Max by Sarah Cohen-Scali
Prepare to be taken uncomfortably deep into the Third Reich. Our narrator, Konrad, begins his story in utero – immediately demonstrating an ambitious nature and unswerving devotion to the Führer. Konrad has been conceived as part of the little-known Nazi Lebensborn program, a practical attempt at eugenics that paired selected German women with SS officers to produce thousands of ‘superior’ Aryan babies.
Max is a fascinating and disturbing journey into the mind of a child raised by a regime; a child who is indoctrinated, traumatised, and denied all affection and family. Konrad’s early care, schooling, and the eventual chaotic collapse of the Reich make for harrowing reading. The Lebensborn program extended to the kidnapping and ‘Germanisation’ of blonde-haired, blue-eyed Polish children, and it is through his fascination with Polish-Jewish boy, Lukas, that Konrad gradually faces the lies and misinformation of the Reich, and develops a fledgling moral awareness. The physical and political battles between Konrad and Lukas are gripping, and so is their growing trust and friendship. Neither is an innocent, and both are ensnared in a perilous situation where one wrong step can result in death.

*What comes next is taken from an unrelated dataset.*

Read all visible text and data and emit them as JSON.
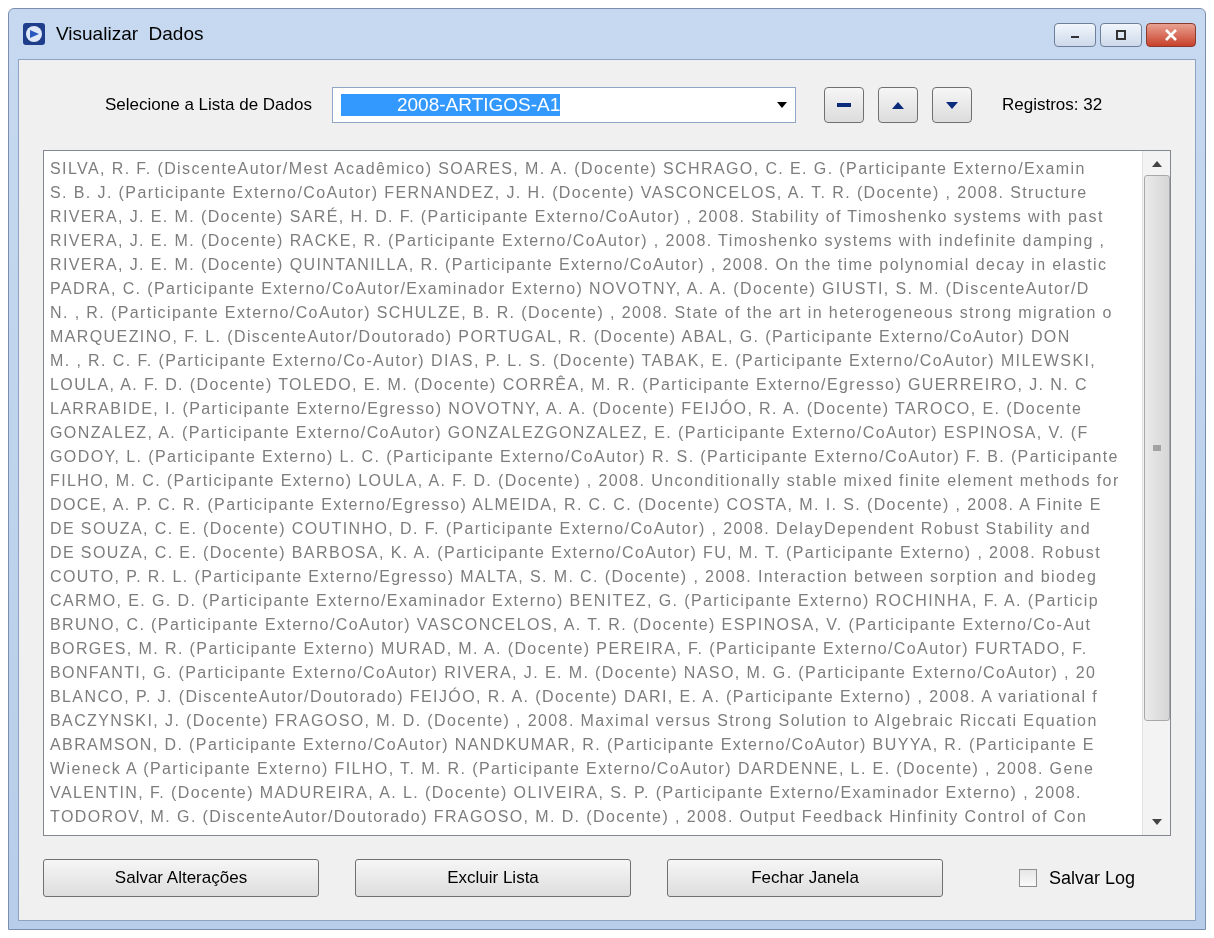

Max is highly original and moving in its depiction of both the bravery and resilience of children, and their ability to engage in acts of evil. Author Sarah Cohen-Scali has written a unique, sensitive and morally complex depiction of two lost and damaged boys. Little is held back in this book – and it is for that reason that I’d recommend it for teenagers 13 years and older.
Leanne Hall is the Grants Officer for the Readings Foundation and also works as a children’s bookseller at Readings Hawthorn.